Concept Vert will be sold in roughly 500 salons in the U.S. Jackie Applebaum, chief executive officer of Privé Products, said economic uncertainty made calculating a revenue projection for Concept Vert this year nearly impossible, but expressed confidence about the line’s positioning and disclosed she has ordered the minimum of 30,000 cans.
“We have had a tremendous amount of interest from salons that want green product. They don’t feel there is enough of a selection out there,” she said. “Because the product itself is so unusual, I think we are going to get a tremendous response.”
About two years ago, DuFourg and Applebaum wrestled control of Privé Products from Procter & Gamble Co. The beauty behemoth had picked up Privé Products when it acquired Wella, which, in turn, garnered the Privé Products license when it acquired Graham Webb. Privé Products markets 25 stockkeeping units.

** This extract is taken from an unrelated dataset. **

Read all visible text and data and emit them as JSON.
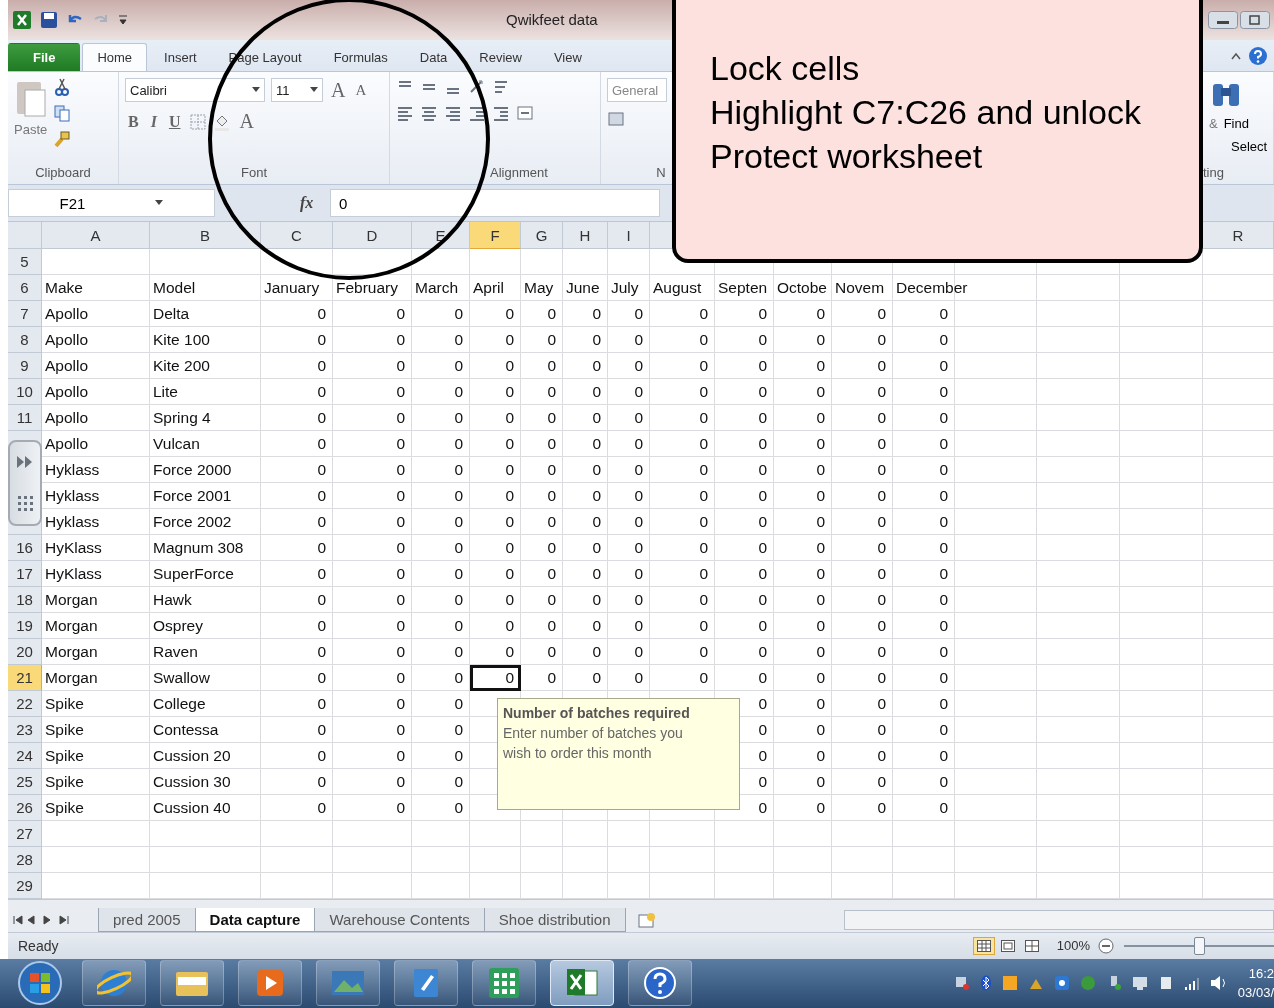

After P&G was out of the picture, DuFourg told WWD in 2007 that he planned to grow Privé Products into a $20 million brand in two years. The troubled economy has blunted those plans. Applebaum said Privé Products pulls in under $10 million in annual revenues and was profitable in November, December and January. She added she’d be “happy” with 10 to 15 percent growth this year.
“We have a much better understanding of the business, and we have streamlined the back end so we run very efficiently,” said Applebaum. “That was not the case when P&G was running it.”